Facial expression is a universal language. That fact has not been lost on designers of informational signs and posters, who use highly simplified faces to communicate to a broad audience without the use of words.
It's refreshing to see such emoji-based signage well done, as in the Food Safety Rating chart, shown in Figure 2. Published by the Public Health Department of King County (where I live), these signs warn customers about the food safety practices and number of violations cited for a restaurant's kitchen. I have no quarrel with the designer's facial expression progression from Neutral, to Slightly Happy, to Very Happy, to Laughing. It's very readable and it easily tells me which establishments to patronize, or avoid.
food safety signs for customers to read prior to entering an establishment. In a beta version of the poster,
all of the eyes were simple dots but, based on crowd-sourced research, the designers gave the two "happiest" establishments smiling eyes which improved public recognition.
At lower levels of pain, the discomfort appears on the face as a sort of vague distress, somewhere between sadness and worry. At higher levels of pain, the signs are much more unambiguous – violently squinted eyes, lowered brows, and a mouth radically compressed, shouting, or with clenched teeth barred. I have created an alternate version of the chart based on actual states of pain in Figure 4.
FAIGIN FACE LIFT
Pain involves partly or completely closed eyes; in all the stages, Here, the eye is Hyper-Alert. The eyebrows are in a very slight distress pattern (which stays the same for the next few stages), but the mouth is smiling, rather than distressed.
Slight pain does not have a signature look. Here mild distress – sadness is close – is a reasonable version.
This is the best face of the sequence, which is not saying much. The frowning mouth goes with the distressed brow. We could call this slight discomfort
These last three faces are particular to the expression of pain. Here the eyes are squinted, the brow is scowling, and the mouth is tightly compressed.
The weird (rather original) tilted-arc eyebrows do not make the eye look the slightest bit more distressed than the previous face. The only difference is a more frowning mouth. This is pain at near-maximum?

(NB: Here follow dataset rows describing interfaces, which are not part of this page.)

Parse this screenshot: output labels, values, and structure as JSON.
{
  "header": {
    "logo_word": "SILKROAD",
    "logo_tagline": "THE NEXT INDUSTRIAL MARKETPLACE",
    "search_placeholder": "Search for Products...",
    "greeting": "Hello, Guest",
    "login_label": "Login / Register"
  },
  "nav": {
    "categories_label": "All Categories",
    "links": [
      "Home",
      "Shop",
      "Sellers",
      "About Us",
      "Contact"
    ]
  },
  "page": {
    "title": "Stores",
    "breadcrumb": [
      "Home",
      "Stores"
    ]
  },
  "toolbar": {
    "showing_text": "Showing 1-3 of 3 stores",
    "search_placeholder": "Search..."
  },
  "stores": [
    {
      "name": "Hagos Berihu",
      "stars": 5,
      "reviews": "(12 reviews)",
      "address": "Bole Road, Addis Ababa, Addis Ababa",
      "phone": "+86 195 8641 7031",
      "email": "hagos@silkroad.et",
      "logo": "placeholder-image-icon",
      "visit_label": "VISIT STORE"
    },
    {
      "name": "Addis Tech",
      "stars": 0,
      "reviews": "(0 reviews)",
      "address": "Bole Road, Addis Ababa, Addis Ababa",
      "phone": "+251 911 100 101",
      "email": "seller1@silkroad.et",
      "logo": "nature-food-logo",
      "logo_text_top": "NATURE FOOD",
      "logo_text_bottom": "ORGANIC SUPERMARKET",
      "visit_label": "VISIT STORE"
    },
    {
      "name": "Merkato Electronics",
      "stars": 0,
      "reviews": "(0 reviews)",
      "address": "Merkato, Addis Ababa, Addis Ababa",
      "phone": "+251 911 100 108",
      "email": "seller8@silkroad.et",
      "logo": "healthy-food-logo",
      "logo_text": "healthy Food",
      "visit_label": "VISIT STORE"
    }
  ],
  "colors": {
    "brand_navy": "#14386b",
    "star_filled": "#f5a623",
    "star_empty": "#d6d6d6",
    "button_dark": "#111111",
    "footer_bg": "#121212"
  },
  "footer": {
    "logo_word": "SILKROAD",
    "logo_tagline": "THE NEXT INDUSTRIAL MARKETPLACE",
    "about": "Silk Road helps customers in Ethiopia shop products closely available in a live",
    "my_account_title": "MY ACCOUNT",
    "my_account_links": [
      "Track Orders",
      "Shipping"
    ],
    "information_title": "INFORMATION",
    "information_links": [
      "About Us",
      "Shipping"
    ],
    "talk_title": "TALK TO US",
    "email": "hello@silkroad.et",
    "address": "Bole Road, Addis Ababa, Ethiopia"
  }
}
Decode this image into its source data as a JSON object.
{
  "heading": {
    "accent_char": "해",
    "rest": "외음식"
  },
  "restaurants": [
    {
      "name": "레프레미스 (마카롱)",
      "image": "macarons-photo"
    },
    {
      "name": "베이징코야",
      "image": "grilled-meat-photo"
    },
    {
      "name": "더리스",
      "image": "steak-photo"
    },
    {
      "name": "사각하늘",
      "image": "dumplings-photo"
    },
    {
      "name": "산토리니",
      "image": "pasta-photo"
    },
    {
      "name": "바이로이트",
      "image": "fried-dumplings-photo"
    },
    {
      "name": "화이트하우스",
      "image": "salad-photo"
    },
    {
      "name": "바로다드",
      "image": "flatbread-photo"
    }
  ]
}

The face shows a more intense squint and scowl, with the lips pulled back, and the teeth clenched.
to his own version of facial expressions of states of pain (right).
- Eye Highlight: I took out the eye highlight as a distracting and unnecessary graphic element.

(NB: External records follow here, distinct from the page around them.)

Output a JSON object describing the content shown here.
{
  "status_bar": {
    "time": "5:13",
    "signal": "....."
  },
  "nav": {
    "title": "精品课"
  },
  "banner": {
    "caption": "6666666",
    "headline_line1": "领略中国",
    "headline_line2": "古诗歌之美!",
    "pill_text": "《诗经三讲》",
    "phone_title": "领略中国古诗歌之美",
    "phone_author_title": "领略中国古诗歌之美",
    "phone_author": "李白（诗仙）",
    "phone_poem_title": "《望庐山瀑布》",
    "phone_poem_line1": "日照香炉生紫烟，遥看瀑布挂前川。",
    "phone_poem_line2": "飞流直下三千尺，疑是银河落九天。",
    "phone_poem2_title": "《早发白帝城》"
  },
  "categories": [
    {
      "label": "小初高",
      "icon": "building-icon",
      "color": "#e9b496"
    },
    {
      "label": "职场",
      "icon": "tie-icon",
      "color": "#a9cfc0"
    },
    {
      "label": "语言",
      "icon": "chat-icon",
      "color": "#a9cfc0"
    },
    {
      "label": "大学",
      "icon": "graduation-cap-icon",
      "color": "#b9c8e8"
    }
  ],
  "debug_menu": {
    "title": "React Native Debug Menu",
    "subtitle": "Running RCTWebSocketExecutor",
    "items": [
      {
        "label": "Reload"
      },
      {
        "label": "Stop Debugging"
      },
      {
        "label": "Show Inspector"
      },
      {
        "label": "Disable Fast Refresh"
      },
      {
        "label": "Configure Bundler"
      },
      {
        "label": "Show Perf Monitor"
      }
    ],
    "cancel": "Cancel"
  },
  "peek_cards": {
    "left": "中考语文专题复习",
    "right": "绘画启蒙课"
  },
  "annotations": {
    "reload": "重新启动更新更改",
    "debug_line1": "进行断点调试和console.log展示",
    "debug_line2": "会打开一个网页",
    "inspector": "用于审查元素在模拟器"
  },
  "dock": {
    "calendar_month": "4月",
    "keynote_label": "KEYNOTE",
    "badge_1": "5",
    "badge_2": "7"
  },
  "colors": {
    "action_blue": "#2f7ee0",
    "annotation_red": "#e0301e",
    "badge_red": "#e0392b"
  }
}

- Confident: A symmetrical smile with eyes gently closed expresses confidence/self-satisfaction much more clearly than the generic half-smile in the original chart.
- Skeptical: Skepticism is not a real expression; it requires context to be interpreted. There is no expert consensus on what this face should look like. I can't quite decipher the two dark shapes at the mouth level; a moustache?
- Scared: The expression of fear requires a mouth stretched wide at the lower lip, eyes visibly widened. The mouth shape in original poster is not bad for anger, but the wrong shape for fear.
- Ecstatic: This is what I call the "eager smile." My main change is to make the eyes visibly widened, which adds intensity and excitement.
- Sad: The eyes should be visibly narrowed from above, and the frowning mouth should be more strongly drawn.
- Angry: The scowling brow in the original poster does not drop low enough to register clearly, and the frowning mouth is too slight to overcome the ambiguity of the eyes.
- Mischievous: The expression of the cartoon villain. Closed-mouth smile and scowling brows. Completely unclear in original poster.
- Happy: The difference between the two versions speaks for itself. Love those compressed eyes!
- Enraged: The eyes in the original poster are okay, but the mouth shape is bizarre. Exaggeration only works if the artist exaggerates in right direction. Here the dogleg where the mouth stretches down and to the right doesn’t correspond to anything anatomical. My mouth has a slight snarl, and eye/brow configuration is given more clarity as anger.
No matter what the level of stylization, a familiarity with the specifics of expression can radically improve the readability of the message. Well-designed simplified faces may not be great at subtlety, but they definitely do well in clarity.
Figure 8. GOOD - Are you driving above or below the speed limit? No speed number is required.
Figure 9. GOOD - Unhappy, Stop, Neutral, Caution and Happy, Go!
Figure 10. "3 km" NOT GOOD ("2 km" and "1 km" are fine) - "Nog" means "still" or "more" in these amusing construction slowdown signs used in Austria, Germany and the Netherlands.
Figure 11. GOOD - Found in a railroad bathroom in Paris, this sign asks patrons, who paid to enter, to push the button that best describes the cleanliness of the toilets. The decision to use "dot" eyes and a straight-line mouth for the neutral face, and then to reverse the occlusion of the eyes and the arc of the mouth for the smiling and frowning faces is both simple and effective.